### To do
Which of the lines below mention the word "content"? Pull each one out.

### Dataset records
· · · · · · ·

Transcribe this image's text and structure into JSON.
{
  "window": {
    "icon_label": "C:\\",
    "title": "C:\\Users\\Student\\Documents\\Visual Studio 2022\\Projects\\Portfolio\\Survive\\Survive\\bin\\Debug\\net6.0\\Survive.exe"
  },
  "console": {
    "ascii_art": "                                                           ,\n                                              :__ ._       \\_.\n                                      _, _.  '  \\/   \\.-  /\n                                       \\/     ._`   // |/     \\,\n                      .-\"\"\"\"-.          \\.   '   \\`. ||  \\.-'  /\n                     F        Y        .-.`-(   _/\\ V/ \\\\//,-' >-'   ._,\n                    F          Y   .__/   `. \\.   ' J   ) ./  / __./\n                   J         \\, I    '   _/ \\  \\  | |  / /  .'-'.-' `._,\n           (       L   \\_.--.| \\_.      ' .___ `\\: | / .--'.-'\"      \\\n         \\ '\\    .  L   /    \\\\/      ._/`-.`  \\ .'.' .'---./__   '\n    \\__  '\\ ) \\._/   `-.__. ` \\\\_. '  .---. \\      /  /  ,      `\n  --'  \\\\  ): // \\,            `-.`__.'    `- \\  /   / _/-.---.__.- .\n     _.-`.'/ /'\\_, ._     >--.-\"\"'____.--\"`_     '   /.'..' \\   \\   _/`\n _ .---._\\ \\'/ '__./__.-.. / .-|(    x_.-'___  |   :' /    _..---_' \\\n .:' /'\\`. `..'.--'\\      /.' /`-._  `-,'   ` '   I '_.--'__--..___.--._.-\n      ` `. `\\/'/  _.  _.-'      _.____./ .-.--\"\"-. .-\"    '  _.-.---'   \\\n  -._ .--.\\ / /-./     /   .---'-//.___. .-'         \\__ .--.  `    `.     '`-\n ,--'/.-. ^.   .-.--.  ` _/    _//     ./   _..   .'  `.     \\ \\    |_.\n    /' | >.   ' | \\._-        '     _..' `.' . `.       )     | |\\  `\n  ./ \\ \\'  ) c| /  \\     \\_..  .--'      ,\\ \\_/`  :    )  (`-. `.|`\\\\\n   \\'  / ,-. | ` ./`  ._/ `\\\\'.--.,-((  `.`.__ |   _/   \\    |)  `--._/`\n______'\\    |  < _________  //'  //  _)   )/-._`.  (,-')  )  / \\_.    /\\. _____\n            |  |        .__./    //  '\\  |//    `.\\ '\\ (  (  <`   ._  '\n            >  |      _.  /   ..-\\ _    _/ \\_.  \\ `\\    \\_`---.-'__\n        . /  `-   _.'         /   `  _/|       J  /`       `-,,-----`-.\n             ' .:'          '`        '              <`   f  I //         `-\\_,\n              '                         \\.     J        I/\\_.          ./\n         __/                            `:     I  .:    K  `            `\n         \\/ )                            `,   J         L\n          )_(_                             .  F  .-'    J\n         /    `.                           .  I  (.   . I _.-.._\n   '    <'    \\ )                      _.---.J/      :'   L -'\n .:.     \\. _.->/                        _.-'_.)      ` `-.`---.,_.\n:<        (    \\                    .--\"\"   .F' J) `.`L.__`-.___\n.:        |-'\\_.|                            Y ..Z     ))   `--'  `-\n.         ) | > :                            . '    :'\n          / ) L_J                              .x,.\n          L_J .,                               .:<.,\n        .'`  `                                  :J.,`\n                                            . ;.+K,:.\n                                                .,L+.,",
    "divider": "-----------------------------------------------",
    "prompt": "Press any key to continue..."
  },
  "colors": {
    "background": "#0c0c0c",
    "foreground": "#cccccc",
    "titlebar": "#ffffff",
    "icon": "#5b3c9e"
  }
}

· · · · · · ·

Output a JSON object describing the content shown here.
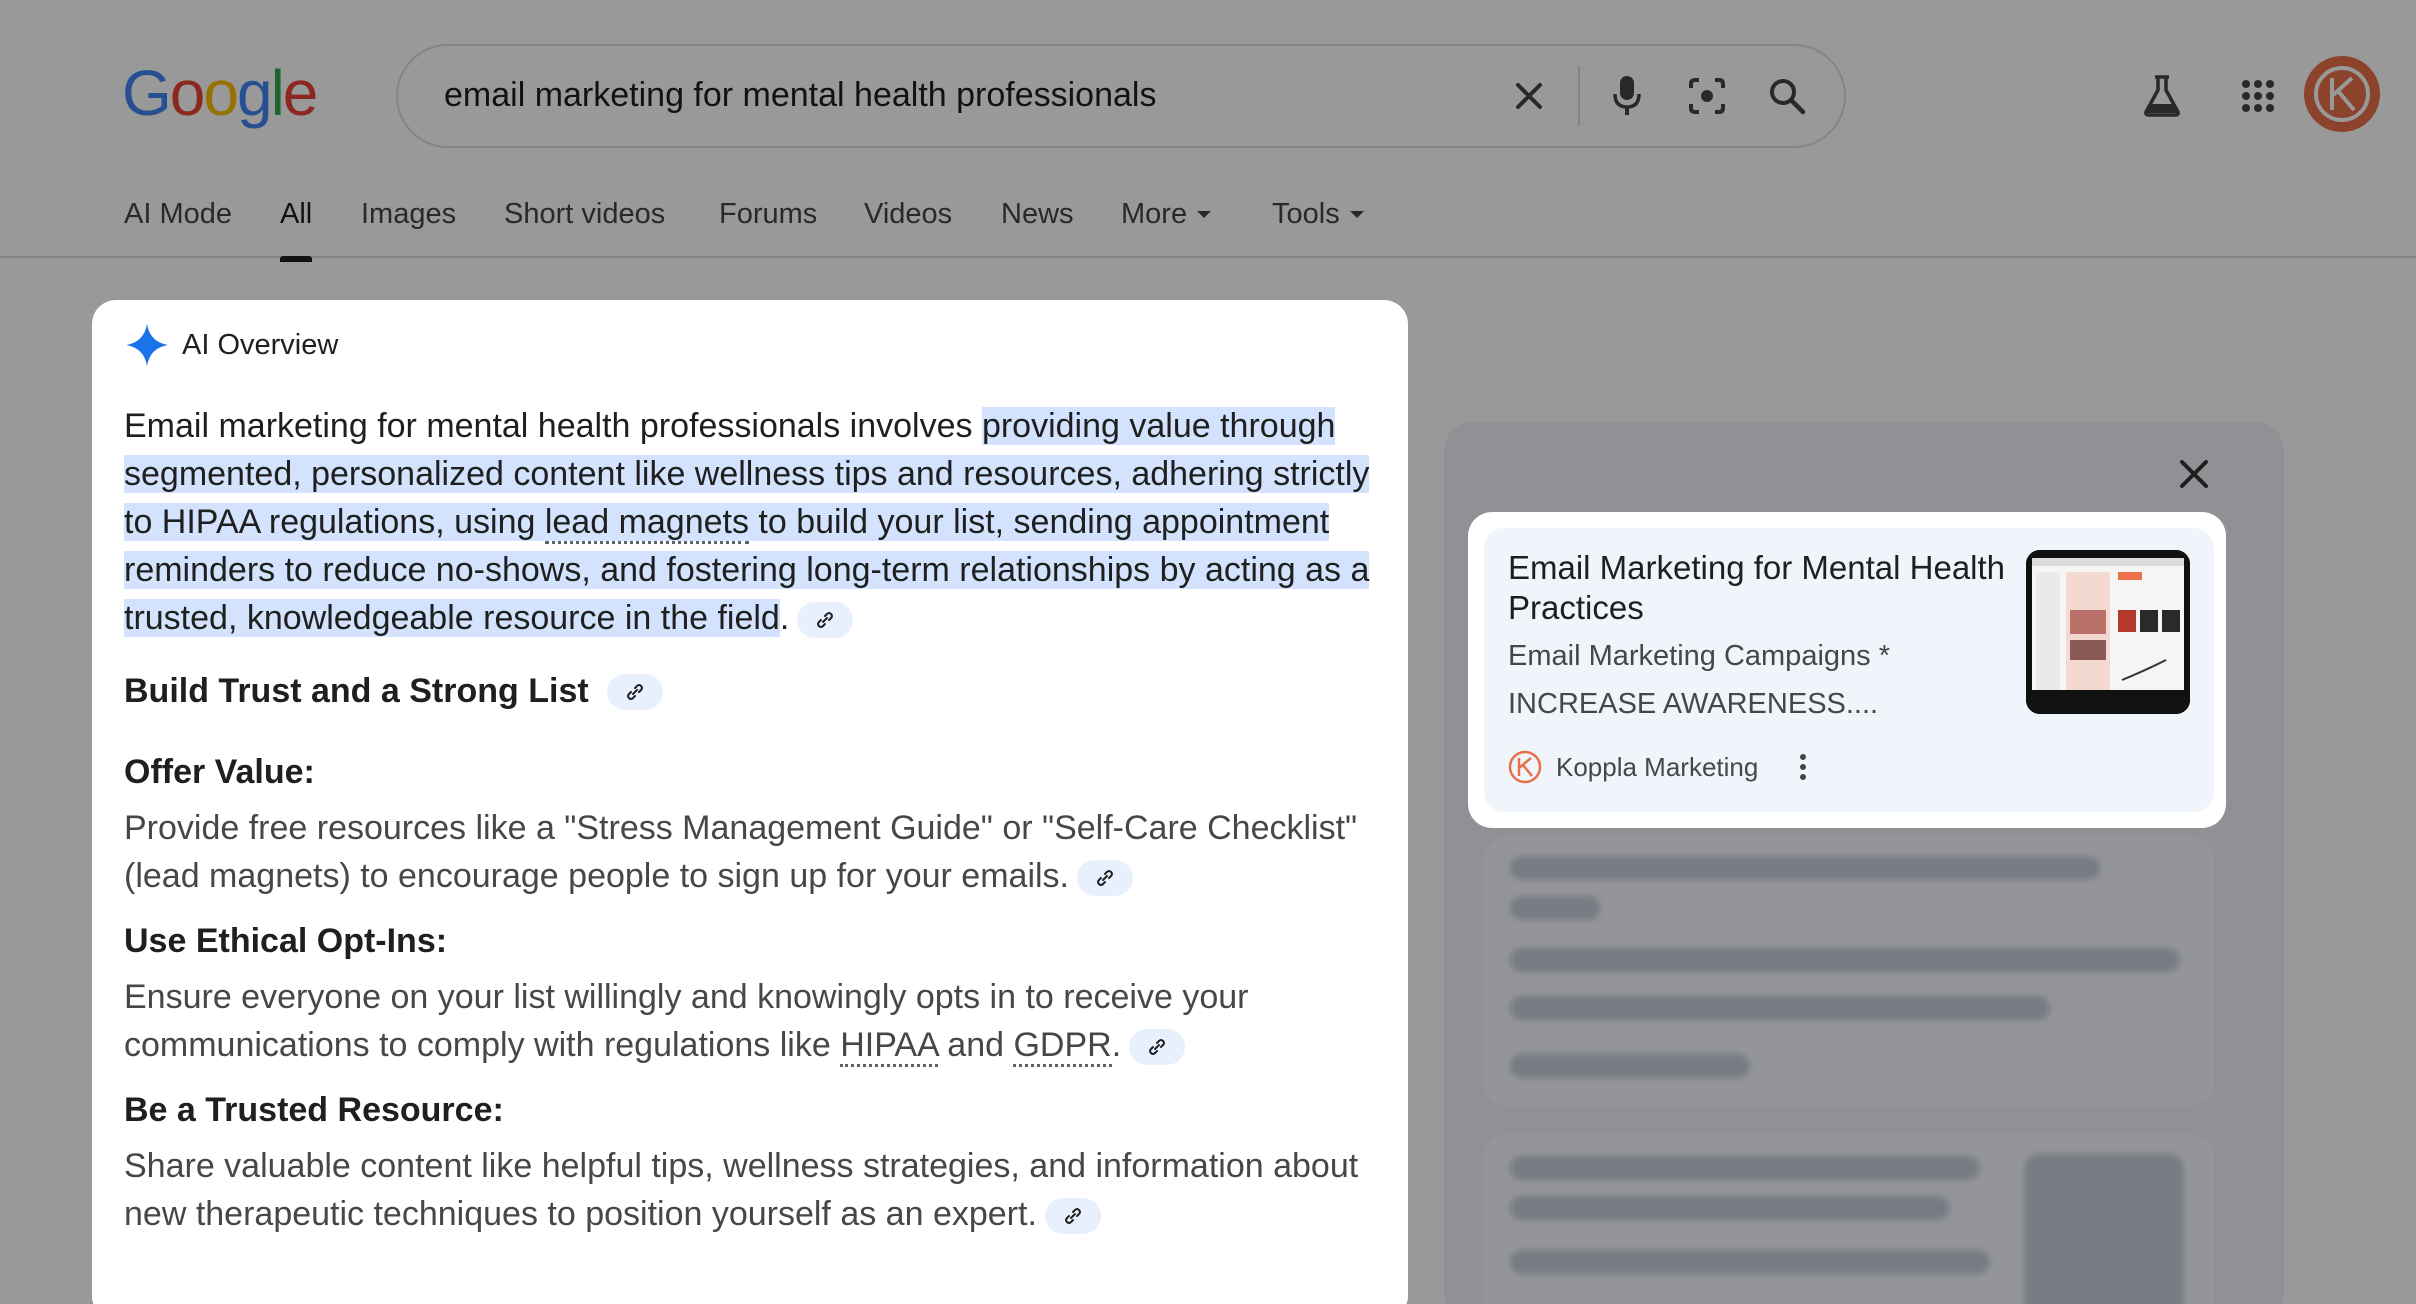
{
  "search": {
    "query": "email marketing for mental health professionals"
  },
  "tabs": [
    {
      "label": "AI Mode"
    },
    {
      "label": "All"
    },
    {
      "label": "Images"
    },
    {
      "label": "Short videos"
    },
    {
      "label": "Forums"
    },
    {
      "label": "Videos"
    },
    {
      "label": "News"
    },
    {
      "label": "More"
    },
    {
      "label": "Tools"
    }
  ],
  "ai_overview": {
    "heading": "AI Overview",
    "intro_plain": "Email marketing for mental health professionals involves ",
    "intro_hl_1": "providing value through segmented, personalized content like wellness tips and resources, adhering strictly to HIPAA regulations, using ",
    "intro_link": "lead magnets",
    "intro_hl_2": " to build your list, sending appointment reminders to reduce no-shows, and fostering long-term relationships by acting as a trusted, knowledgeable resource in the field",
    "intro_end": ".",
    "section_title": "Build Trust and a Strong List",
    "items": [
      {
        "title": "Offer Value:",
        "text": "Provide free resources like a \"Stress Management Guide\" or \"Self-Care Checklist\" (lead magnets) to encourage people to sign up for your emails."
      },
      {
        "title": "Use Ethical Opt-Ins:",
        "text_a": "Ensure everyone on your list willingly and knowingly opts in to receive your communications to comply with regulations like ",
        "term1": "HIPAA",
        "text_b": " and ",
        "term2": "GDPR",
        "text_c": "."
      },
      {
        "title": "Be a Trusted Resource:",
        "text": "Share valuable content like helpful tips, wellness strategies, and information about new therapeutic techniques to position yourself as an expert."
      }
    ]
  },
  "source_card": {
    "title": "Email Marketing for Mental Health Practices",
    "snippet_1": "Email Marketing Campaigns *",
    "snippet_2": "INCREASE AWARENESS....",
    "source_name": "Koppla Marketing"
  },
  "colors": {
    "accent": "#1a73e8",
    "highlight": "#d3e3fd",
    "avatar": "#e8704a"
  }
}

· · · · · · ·

### Result of the exercise
Output a JSON object describing the content shown here.
    "intro_hl_1": "providing value through segmented, personalized content like wellness tips and resources, adhering strictly to HIPAA regulations, using ",
        "text": "Share valuable content like helpful tips, wellness strategies, and information about new therapeutic techniques to position yourself as an expert."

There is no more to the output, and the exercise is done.